### Requirement
In the entries below, find each line bearing the string "accel" and copy it.
───── Input
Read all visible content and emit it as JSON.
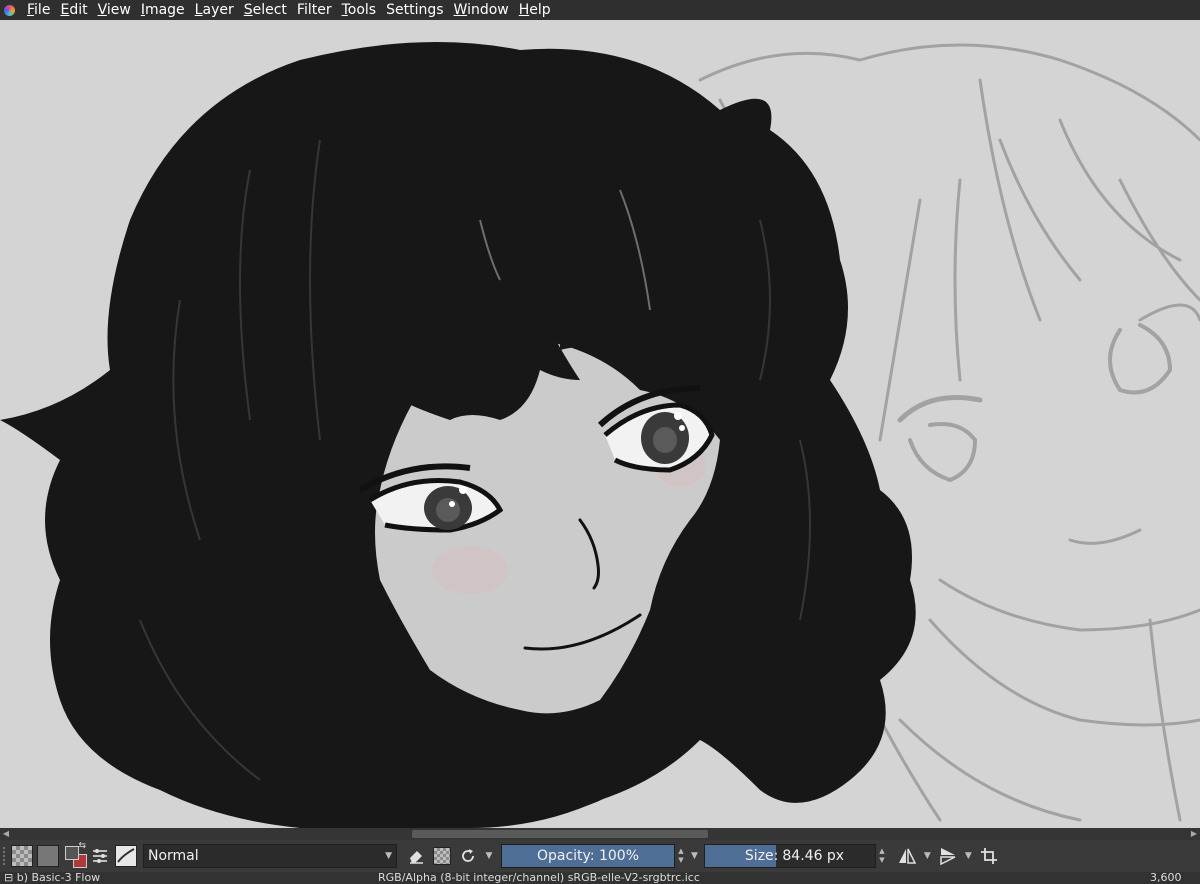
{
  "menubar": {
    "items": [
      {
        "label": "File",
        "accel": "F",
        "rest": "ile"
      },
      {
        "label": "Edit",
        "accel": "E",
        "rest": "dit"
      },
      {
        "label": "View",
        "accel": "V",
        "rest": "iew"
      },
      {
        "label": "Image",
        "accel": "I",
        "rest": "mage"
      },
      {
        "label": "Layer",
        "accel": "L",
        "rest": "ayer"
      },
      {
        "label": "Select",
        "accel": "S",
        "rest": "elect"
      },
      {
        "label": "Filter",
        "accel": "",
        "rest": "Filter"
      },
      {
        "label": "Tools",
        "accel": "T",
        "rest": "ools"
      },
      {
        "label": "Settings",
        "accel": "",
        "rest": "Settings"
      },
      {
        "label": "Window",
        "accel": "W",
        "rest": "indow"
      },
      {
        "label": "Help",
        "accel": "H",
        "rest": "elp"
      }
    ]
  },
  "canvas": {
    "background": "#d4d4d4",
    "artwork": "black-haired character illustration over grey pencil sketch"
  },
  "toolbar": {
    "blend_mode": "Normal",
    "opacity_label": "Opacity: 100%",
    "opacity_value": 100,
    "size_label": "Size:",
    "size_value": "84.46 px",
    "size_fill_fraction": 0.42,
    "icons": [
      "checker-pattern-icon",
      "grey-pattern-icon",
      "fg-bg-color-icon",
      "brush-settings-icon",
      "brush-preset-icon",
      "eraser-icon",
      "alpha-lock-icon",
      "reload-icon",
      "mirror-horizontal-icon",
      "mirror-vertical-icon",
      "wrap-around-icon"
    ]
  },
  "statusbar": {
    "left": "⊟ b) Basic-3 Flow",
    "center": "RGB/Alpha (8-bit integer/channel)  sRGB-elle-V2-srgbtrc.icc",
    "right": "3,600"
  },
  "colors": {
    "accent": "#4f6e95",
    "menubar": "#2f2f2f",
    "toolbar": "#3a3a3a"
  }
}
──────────
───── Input
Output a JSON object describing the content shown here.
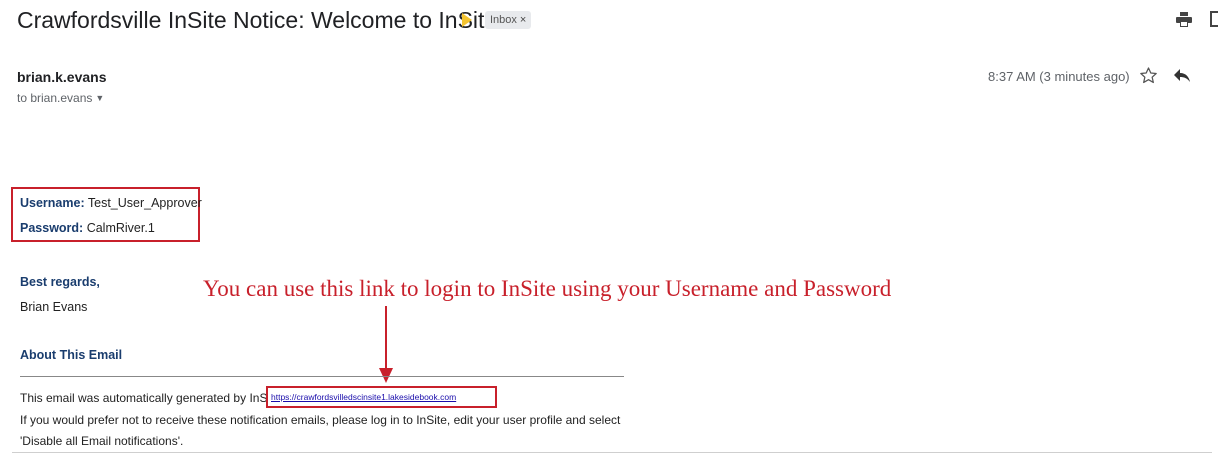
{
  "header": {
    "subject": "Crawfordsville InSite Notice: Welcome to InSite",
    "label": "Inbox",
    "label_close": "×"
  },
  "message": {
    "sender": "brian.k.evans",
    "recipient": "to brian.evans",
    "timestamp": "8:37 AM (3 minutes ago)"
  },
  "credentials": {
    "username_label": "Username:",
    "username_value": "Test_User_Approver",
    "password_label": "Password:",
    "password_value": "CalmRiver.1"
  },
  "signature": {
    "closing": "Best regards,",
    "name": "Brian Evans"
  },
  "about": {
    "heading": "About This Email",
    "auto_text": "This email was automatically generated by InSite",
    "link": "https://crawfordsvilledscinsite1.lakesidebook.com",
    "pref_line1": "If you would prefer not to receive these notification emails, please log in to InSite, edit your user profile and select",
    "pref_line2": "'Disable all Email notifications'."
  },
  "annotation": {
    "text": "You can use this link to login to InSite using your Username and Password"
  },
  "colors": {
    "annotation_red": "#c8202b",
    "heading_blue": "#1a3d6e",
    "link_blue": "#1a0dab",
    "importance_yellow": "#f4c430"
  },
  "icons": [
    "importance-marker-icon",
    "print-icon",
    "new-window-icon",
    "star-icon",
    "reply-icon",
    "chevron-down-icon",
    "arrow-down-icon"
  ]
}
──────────
### Response for this exercise
        "accel": "F",
        "accel": "E",
        "accel": "V",
        "accel": "I",
        "accel": "L",
        "accel": "S",
        "accel": "",
        "accel": "T",
        "accel": "",
        "accel": "W",
        "accel": "H",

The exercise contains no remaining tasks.